Oh dear, Georgia, you have made me cry now. This post brought back all the gut wrenching misery I felt when I had to say goodbye to my own dog – two years ago now, but still too fresh. I’m so very glad you had that extra time with Poppy and I’ll bet you’re glad you took the decision you did now. The treatment might have killed her earlier! Your story about the wonderful horse got me started and Poppy finished me off, but thank you for a beautiful post!
So sorry for the tears, and memories, Val. It’s astonishing the impact these furry creatures make in our lives, isn’t it? You’re quite right about the treatment though, plus it would have been a miserable way for her to exist while she went through it. Thanks so much for reading and commenting, I do appreciate it xx
It’s so hard whe you lose a dog. They just don’t live long enough. xxx
So true Linda, and I know you’re been through this not that long ago too – thanks for reading and commenting xx
Lost maybe, but we never forget.
So true, Andrew. Thanks for reading and commenting.

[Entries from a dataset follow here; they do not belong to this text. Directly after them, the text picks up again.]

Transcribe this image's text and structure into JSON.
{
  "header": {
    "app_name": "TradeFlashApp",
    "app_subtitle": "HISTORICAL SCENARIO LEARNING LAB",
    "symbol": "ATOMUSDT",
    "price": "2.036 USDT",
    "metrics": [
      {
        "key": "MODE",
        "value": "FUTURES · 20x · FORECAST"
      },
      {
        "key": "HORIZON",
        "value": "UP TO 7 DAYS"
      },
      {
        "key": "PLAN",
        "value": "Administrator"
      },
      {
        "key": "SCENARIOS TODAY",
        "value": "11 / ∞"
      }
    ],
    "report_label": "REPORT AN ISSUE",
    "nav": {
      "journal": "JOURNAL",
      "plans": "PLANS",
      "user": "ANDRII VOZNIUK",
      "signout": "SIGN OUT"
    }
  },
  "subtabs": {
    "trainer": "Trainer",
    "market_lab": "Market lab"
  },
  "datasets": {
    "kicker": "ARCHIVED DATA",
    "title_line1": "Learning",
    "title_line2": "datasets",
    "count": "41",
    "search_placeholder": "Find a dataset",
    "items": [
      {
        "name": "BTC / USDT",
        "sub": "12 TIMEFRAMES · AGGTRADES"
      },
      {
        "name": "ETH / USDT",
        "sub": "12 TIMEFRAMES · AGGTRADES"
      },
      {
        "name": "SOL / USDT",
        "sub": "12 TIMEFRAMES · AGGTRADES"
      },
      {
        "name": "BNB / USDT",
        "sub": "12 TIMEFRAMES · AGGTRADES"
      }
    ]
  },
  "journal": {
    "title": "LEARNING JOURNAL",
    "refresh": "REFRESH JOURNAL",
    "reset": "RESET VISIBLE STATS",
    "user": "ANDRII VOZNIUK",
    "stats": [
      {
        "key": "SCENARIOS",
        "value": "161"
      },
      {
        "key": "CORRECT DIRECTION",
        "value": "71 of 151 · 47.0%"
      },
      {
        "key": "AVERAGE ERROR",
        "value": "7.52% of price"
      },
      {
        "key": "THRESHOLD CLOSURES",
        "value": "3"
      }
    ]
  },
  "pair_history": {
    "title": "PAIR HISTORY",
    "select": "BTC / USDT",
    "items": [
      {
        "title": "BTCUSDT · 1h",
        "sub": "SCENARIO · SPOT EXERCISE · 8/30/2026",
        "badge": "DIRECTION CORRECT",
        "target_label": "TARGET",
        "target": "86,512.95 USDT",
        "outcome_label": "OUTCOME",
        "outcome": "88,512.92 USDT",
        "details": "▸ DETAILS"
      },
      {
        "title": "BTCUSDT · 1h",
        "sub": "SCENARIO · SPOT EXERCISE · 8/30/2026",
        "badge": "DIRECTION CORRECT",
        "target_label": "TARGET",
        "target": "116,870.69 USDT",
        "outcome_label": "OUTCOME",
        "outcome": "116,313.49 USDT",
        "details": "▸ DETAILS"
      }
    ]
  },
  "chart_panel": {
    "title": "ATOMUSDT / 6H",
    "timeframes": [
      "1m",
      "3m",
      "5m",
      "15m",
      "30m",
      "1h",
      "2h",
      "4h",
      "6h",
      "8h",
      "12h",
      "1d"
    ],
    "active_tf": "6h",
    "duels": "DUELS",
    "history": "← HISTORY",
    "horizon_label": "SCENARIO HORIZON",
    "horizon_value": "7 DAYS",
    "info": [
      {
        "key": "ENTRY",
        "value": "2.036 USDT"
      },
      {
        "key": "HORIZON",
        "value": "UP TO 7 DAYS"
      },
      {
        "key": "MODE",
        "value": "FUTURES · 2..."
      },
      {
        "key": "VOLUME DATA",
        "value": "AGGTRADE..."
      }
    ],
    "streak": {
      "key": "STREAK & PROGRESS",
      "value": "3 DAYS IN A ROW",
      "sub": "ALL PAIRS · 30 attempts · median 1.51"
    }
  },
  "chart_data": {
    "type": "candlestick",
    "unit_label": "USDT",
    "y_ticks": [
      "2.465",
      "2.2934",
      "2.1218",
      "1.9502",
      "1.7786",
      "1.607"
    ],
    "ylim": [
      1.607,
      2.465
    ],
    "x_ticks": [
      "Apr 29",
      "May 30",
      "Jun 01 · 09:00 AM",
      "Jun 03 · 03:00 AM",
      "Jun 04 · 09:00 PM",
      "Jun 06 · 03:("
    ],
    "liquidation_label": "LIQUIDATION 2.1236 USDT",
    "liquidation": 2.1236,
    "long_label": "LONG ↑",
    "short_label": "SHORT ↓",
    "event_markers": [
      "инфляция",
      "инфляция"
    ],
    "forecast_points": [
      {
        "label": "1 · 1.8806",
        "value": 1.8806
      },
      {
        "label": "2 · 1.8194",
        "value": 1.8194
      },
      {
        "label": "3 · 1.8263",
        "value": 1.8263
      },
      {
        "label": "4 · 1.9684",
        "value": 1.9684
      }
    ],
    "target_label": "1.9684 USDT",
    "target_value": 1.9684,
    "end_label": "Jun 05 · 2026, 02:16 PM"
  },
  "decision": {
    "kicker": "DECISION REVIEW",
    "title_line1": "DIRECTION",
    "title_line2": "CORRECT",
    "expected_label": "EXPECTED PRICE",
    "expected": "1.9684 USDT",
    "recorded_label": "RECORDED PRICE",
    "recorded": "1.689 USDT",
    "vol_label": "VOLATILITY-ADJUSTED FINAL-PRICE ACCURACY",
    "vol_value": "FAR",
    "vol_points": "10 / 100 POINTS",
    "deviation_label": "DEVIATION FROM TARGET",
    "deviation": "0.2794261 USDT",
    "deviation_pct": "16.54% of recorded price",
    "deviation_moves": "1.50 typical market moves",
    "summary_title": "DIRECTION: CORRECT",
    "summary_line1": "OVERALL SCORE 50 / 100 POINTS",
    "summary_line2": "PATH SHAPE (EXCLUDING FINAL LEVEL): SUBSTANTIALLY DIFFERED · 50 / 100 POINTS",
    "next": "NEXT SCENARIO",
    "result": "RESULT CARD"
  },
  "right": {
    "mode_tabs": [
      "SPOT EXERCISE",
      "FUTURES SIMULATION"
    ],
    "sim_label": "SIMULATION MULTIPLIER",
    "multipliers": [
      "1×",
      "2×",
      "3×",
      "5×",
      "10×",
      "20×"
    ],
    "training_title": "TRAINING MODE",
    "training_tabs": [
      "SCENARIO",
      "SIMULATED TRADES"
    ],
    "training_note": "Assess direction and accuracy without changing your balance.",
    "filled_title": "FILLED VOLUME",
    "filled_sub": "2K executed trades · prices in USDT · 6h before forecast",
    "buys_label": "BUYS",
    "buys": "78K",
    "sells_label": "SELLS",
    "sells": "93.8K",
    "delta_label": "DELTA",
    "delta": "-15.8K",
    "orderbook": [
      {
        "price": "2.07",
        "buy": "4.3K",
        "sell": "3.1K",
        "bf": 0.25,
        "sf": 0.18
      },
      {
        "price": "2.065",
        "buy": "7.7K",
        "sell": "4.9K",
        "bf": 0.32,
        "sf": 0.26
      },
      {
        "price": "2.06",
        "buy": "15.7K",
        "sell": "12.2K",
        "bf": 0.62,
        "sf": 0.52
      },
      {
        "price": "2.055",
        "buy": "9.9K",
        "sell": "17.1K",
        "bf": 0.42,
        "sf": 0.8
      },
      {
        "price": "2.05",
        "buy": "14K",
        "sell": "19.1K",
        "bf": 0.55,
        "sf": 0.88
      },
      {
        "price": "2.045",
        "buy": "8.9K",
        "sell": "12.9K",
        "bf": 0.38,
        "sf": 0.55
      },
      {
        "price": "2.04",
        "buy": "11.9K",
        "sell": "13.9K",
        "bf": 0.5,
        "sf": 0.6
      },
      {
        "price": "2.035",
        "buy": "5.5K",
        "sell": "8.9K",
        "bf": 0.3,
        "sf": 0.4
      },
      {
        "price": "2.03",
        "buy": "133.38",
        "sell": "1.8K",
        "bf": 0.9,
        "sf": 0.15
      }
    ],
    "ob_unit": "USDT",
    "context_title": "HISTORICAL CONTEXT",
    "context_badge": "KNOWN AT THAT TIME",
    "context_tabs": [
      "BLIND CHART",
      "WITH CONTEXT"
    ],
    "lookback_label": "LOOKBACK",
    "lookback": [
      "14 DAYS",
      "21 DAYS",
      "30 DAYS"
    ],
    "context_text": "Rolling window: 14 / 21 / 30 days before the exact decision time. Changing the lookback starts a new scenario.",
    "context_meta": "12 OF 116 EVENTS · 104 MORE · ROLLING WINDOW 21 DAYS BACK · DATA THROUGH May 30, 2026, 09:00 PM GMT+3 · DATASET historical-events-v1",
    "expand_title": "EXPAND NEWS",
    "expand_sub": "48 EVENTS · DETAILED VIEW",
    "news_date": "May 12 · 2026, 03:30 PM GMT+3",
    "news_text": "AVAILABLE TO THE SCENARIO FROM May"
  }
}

Okay, I’m in tears. Hugs, Georgia. Had a horse similar to XXXX (smaller! but as big a heart, he knew no fear). Have a ‘problem child’ dog (who also appears in my books, and was at least as evil as Maggie) who has mellowed dramatically over the four years since her rescue but is still not to be trifled with. So many dogs over the years, but she has carved a special place just by being so difficult. She’s old now, well over bulldog lifespan, luckily the other half, whatever it is, keeps her going. She will be defiant to the end.
I’m so very glad you made the decision you did, and that it worked out as it did.
Thanks EJ, so sorry for the tears. These animals do carve themselves into our hearts don’t they. I hope your lovely old girl keeps being as difficult and lovable for years to come.